benedictus qui venit! Huh?
I was in an airport recently and overheard people talking in a different language. I couldn’t understand a single thing. Then it struck me: Often faith language can seem like a foreign language to many people. And during called Holy Week this can be amplified 7-fold.
So here’s some helpful info on the major words used starting Sunday so we’re not wandering around lost in an alien airport.
The word “holy” means something that is set apart from the ordinary for God’s special purposes. So Holy Week is a time that, in a way, stands outside of time and normal routines. The reason Christians wear crosses around their necks is because we believe that what God did there is the decisive event in history. French philosopher Rene Girard contends that enlightenment can only come from the cross. Holiness. Life-change. World change.
This is the Sunday before Easter and officially starts Holy Week. People wave palms to celebrate Jesus’ entry into Jerusalem before his death and resurrection. In John 12:13 it says: “they took branches of palm trees and went out to meet him, shouting, “Hosanna! Blessed is the one who comes in the name of the Lord– the King of Israel!” At the time, people waved palms during parades.

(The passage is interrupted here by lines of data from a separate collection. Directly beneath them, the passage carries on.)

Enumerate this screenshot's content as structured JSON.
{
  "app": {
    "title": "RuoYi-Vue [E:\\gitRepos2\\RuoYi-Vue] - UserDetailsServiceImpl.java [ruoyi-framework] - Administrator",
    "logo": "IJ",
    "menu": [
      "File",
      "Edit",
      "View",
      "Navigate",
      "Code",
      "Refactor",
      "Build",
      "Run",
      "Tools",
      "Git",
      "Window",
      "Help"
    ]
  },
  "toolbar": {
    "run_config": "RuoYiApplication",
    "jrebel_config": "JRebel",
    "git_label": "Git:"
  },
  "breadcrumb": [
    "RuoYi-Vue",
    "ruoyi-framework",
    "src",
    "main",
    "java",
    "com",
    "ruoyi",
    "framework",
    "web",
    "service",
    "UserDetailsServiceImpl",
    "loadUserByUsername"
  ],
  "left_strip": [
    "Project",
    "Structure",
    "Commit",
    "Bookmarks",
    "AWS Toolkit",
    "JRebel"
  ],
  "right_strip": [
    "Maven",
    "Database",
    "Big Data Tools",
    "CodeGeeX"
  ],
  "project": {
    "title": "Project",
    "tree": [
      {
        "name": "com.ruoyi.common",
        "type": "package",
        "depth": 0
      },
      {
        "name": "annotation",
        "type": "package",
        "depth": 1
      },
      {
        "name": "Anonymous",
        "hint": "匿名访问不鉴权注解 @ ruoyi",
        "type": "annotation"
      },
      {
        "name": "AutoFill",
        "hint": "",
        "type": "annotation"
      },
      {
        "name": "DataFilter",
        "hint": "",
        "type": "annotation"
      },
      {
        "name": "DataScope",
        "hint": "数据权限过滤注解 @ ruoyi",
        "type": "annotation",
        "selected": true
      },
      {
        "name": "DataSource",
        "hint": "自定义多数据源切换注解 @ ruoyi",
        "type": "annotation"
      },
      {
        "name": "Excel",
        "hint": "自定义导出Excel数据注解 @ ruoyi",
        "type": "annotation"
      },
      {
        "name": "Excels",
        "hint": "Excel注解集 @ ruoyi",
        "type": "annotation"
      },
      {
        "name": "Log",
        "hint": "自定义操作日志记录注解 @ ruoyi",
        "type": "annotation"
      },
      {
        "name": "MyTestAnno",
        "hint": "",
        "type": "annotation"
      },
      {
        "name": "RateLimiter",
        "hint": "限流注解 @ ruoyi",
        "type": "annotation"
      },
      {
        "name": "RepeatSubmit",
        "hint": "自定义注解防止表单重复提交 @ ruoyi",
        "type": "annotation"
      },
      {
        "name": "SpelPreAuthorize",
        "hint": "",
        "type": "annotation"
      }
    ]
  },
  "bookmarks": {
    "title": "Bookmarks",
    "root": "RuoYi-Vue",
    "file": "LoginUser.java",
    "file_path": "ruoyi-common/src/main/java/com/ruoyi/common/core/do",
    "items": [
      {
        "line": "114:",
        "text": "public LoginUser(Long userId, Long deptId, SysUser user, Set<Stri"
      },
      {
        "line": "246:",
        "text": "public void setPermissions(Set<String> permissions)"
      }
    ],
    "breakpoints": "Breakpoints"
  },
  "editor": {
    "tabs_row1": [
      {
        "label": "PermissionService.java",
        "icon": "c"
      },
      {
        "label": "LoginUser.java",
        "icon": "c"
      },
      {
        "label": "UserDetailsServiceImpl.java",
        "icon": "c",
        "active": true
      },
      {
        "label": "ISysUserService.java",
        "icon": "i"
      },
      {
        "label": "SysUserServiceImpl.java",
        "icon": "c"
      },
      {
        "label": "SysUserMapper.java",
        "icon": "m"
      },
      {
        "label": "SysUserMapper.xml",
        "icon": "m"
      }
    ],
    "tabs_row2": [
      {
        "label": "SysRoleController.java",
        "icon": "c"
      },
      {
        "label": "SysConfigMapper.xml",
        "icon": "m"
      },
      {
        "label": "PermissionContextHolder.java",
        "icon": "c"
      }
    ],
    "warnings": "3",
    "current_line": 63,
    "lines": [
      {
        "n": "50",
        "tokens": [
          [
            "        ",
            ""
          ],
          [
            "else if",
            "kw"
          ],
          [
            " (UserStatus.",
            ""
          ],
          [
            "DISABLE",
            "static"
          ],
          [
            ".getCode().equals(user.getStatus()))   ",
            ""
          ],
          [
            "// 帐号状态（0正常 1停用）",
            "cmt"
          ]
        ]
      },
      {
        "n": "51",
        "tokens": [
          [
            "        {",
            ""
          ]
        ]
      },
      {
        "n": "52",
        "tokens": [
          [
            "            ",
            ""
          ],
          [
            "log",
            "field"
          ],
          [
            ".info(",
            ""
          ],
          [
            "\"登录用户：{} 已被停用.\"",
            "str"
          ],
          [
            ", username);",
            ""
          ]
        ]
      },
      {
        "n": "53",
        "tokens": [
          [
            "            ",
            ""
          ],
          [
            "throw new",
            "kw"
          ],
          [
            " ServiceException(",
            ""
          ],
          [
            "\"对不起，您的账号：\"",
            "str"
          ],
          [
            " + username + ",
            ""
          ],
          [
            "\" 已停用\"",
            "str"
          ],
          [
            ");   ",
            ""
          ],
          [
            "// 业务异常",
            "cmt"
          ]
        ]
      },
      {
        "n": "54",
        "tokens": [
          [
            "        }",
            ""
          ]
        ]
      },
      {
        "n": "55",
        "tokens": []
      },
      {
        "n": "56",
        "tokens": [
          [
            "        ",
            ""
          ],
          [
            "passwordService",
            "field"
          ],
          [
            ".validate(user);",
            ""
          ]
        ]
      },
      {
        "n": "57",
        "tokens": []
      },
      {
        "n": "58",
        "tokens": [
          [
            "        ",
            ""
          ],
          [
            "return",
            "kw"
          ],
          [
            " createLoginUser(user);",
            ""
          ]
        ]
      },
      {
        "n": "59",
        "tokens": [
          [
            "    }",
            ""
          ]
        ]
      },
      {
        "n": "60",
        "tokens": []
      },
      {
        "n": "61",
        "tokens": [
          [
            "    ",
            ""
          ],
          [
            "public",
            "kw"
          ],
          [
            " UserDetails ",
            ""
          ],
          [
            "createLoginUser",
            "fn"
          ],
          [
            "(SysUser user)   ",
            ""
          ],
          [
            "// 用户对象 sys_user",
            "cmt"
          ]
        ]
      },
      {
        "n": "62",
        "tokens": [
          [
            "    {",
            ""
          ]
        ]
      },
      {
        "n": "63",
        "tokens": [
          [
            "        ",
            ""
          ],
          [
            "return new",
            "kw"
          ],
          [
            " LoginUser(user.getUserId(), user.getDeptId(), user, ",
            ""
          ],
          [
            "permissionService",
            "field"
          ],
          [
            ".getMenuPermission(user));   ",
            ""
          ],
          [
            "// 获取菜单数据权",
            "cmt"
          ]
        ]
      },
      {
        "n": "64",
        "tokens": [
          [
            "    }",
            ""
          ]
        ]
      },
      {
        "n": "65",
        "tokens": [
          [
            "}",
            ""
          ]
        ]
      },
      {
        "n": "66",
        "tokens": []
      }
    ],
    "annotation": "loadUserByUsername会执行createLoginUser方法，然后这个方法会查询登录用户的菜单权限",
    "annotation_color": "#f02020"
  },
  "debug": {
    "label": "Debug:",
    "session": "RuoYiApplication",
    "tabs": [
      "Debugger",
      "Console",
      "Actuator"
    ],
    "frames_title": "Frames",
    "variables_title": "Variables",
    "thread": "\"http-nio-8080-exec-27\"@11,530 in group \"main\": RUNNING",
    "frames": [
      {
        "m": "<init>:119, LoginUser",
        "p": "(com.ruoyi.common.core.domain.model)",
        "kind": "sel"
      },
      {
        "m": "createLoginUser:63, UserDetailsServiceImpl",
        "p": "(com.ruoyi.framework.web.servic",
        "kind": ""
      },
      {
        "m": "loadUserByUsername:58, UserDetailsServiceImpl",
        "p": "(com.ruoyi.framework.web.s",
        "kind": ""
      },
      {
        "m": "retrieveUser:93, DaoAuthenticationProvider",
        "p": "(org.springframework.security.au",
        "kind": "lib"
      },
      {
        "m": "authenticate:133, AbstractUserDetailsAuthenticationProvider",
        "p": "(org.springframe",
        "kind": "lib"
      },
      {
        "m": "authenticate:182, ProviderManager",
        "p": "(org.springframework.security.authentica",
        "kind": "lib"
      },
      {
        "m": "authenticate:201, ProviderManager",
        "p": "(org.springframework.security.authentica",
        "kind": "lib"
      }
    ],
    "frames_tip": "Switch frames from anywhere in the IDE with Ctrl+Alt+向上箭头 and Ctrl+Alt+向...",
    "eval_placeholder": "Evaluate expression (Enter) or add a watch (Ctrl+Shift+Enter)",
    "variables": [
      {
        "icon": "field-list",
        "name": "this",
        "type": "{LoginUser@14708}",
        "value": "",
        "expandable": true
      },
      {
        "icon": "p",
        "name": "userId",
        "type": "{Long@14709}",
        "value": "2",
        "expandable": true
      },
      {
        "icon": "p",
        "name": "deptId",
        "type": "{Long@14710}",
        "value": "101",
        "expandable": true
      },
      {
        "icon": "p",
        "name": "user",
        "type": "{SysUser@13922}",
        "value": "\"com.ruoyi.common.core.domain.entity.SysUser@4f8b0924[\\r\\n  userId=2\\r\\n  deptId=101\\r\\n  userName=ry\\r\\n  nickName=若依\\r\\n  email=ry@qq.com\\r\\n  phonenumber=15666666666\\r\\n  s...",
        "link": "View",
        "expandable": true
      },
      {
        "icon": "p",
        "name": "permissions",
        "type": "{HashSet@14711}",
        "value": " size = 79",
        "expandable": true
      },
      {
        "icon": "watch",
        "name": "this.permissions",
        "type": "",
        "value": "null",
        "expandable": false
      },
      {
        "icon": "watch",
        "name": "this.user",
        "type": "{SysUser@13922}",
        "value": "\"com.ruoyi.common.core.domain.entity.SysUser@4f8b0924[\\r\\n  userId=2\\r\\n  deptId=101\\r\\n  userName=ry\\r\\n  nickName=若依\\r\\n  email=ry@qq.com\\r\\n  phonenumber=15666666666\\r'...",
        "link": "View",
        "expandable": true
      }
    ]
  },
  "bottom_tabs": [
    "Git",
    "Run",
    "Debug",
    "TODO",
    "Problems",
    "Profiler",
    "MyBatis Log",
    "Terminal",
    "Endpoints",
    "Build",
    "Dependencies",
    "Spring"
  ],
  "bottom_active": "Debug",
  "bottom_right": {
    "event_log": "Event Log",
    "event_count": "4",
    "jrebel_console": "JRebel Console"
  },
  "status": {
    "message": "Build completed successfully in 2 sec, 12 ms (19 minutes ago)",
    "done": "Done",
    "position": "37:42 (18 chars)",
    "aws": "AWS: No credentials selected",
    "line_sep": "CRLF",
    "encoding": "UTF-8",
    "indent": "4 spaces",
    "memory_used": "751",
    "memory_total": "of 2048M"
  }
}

Speaking of which, this means “help (us)” or “save (us)”!
It means “suffering”; and during Holy Week (sometimes called Passion Week) it more specifically refers to the story of Jesus’ suffering in God’s plan for redemption.
Don’t you mean “Monday”? That’s what I thought when I first heard it! But “Maundy” is from the Latin phrase “mandatum novum,” meaning “new commandment.” So on Maundy Thursday Christians gather for services that celebrate a few things including: 1) The original Last Supper; and 2) the “new commandment” he gave to his followers to “love one another. Just as I have loved you.” John 13:34. Feet washing.
This is one of the words used for Communion or The Lord’s Supper (an act that remembers Jesus’ death and sacrifice). Literally it means “thanksgiving” or “gratitude.” The bread is symbolic of Jesus’ body being broken for us, and the wine of his blood being shed for us. As it says in Isaiah 53: 5: “he was wounded for our transgressions, crushed for our iniquities; upon him was the punishment that made us whole, and by his bruises we are healed.”
This is the day Jesus was crucified. So why is it called “good”? One explanation is that the word “good” comes from “God,” so it’s “God’s Friday.” On that day Jesus took upon himself the sins of the world. That’s good news for us all! Hence: good news Friday. Some traditions refer rather to it as “Black Friday” to emphasize the serious and sacrificial nature of what happened. This is the day you’ll see some people having cross parades through the streets.
This was an ancient way of executing political criminals. Many crucifixions happened and they were ruthless, not only for their physical pain (and torture during and sometimes before), but because they were public mocking/shaming rituals. Most commonly nails were used to fix the body to the cross. The feet were most likely not stretched all the way down but fixed higher on the beam so that the knees were bent. Brutal. After a while because of the weight of the torso, the arms dislocate, causing the lungs to fill with blood. You start to drown. If you need air, you have to stand up (remember the knees are bent), but you have to stand (in a cruel way) on the nails through your own ankles. Birds and prey lurk while crowds watch.
Resurrection & Easter
Resurrection is quite miraculously Jesus being raised from the dead. This is God’s statement of Jesus’ innocence, and climactic victory over the powers of sin and death. And Easter is the day it happened! If there’s no Easter, there’s no Christianity.
So… Back to the start. What does “benedictus qui venit” mean? It means “blessed is he who comes”!
May your Holy Week be set apart from the common; be soaked in deep remembering and thanksgiving for when and how it all changed, and for how it continues to change us and the world. Big God=Big Love.
Holy Week for Christianity is like blood for veins.